"Today, there are more people fishing tenkara in the U.S. than in Japan," Chouinard said. "You don't need an $800 rod to catch a fish. We keep thinking we need to get more and more complex, when in fact there are a lot of lessons from the past that we need to relearn." To Chouinard, true mastery of any skill requires freedom from gear and extra stuff. He called tenkara "the savior of fly fishing ... it is simple and inexpensive, and I can teach an 8-year-old in minutes."

I realized that my niece would be a perfect test subject for Chouinard's thesis when I saw her pretending to fish with a chopstick. Mayli is small for her age, with more than enough guts to make up for it. She's the kind of girl who brings goggles to the river to dive after bugs, but until today, she had never actually seen anyone – except maybe cartoon bears – go fishing

Now I am watching her, a diminutive angler bundled in pastel snow gear, cast a real rod for the first time. Galhardo shows her how to grip it with her index finger on top, and then move her arm from 10 to 12 o'clock, with her elbow bent at her side.

The basic tenkara cast looks a lot like a Western fly cast, with the advantage that a tenkara angler can cast tight, aerodynamic loops with just one hand. Because it relies on the rod's flexibility, it requires a lot less power. This allows even an inexperienced angler to cast a fly softly and control the line in the current more deftly than is possible with a Western rod. A tenkara rod is so responsive that even the softest nibble sends a visible quiver, while a fight bends it into a deep arc. It is an unfiltered way to experience the best part of fishing, proponents say. At times, it feels almost like catching fish with your hands – minus the trouble of getting wet.

At first, Mayli's casts flutter limply, but within a couple minutes, as Chouinard predicted, she has figured out how quickly to move on her back cast, and then how long to wait for the tip of the rod and the line to catch up before starting the forward cast. When she adds a subtle wrist-flick at either end, the fly circles in a graceful loop overhead and settles silently on the surface of the water.

She joins Galhardo on top of the boulder and starts looking keenly for fish. In a small pool, they spot a brown trout, maybe nine inches long, circling lethargically in the near-freezing water. Within a few tries, Mayli's beginner's mind has her casting about three inches in front of the trout's face. After a few more, she's figured out how to twitch the rod to make the fly dance. Suddenly, she crouches in a low stance, using all of her strength to pull back on the rod and keep the line taut. The rod bends over her head and twitches fiercely.

"Fish on!" Galhardo shouts. "Set the hook!" As the fish twists and fights, Mayli exuberantly uses the rod to swing the fish high in the air, instead of finishing in the traditional way, reaching for the line to pull it in. She lands it with a triumphant thump at our feet.

Galhardo scoops her catch in his net and holds it in the water so we can all get a good look at the fish's bright copper flanks, which glisten with blushes of moss green and the red streaks of sunset.
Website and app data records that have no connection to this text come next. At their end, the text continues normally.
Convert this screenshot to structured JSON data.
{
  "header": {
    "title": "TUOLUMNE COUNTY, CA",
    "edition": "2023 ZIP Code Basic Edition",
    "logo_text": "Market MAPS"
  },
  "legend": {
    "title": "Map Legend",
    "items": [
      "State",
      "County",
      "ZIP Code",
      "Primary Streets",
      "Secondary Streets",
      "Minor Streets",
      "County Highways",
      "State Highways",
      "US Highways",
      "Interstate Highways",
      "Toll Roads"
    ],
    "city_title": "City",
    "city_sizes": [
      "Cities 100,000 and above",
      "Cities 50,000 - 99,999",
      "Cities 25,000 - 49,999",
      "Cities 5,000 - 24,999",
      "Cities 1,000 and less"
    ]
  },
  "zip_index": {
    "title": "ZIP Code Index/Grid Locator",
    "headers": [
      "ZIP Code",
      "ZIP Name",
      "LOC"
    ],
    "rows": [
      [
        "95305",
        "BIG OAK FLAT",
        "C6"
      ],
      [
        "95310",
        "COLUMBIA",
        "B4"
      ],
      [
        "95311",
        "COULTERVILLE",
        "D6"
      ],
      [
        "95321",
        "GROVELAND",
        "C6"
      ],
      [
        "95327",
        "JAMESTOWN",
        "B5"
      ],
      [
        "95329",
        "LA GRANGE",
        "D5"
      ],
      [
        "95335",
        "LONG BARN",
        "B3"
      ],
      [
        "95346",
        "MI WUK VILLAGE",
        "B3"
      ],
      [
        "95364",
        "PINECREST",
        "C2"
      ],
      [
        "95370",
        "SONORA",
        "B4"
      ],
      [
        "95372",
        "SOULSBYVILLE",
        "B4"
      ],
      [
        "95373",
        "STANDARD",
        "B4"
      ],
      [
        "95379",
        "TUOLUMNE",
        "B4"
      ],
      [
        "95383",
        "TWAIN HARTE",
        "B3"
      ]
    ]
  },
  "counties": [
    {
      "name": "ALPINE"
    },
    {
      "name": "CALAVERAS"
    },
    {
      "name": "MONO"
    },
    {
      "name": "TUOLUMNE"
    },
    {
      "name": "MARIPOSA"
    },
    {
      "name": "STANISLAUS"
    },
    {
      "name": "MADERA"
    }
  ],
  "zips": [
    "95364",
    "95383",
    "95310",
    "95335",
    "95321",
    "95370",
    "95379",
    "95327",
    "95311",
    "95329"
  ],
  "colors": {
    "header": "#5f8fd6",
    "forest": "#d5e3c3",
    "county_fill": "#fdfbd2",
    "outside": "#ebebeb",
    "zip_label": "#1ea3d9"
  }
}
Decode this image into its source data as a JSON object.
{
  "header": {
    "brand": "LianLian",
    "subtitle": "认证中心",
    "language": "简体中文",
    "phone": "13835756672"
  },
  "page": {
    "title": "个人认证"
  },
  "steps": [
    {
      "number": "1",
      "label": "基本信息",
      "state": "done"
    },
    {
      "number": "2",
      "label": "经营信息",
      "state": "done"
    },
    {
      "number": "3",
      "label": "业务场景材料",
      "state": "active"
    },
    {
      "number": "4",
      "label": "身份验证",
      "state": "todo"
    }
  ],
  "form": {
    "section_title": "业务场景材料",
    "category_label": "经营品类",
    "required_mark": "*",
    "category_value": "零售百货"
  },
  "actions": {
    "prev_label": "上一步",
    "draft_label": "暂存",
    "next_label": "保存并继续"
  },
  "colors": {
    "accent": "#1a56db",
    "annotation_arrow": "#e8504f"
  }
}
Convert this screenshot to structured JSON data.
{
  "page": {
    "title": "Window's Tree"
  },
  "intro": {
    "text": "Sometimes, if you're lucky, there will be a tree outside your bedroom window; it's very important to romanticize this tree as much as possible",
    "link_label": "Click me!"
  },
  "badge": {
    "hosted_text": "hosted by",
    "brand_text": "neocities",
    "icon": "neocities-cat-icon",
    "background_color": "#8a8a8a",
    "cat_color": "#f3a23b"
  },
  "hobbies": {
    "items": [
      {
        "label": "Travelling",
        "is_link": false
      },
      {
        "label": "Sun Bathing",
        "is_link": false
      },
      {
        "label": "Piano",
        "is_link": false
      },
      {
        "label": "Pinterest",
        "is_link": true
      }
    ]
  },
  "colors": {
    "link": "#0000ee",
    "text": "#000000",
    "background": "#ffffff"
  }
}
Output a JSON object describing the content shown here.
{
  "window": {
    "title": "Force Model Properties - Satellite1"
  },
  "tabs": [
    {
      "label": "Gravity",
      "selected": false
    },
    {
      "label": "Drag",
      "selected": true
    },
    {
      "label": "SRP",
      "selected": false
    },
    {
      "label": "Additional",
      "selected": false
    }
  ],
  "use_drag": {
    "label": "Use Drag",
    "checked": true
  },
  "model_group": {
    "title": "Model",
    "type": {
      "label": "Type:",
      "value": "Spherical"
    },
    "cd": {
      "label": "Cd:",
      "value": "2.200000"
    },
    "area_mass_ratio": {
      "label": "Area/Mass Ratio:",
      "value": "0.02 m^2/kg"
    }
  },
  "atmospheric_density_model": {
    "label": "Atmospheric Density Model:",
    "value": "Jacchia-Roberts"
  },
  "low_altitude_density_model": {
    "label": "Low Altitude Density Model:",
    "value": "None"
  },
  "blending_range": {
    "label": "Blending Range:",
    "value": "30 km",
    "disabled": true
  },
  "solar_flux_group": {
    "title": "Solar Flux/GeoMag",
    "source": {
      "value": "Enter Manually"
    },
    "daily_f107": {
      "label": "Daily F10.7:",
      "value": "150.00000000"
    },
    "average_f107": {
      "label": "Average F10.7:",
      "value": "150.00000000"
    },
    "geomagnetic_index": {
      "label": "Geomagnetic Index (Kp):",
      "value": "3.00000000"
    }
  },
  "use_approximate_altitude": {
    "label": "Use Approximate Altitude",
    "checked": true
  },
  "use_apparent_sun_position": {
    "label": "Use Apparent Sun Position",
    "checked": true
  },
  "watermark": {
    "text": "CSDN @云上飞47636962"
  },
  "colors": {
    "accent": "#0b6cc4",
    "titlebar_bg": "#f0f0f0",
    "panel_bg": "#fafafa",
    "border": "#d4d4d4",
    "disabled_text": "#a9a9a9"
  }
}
We watch until its movements and breathing calm, and then Mayli turns out the net. With a last glint, the fish wriggles towards the opposite bank and disappears.

What was that like? I ask her. I'm expecting her to say something profound about the experience, as happens in all the stories I've ever read about catching fish.

Mayli looks down at the water and says, "It felt heavy."

She spends the rest of the day fishing, too busy to talk.

This story is part of an April 2014 special issue of the HCN magazine devoted to travel in the West. Tienlon Ho lives in San Francisco and writes about food, technology, and the environment for a range of publications including Lucky Peach, The New York Times, and GQ.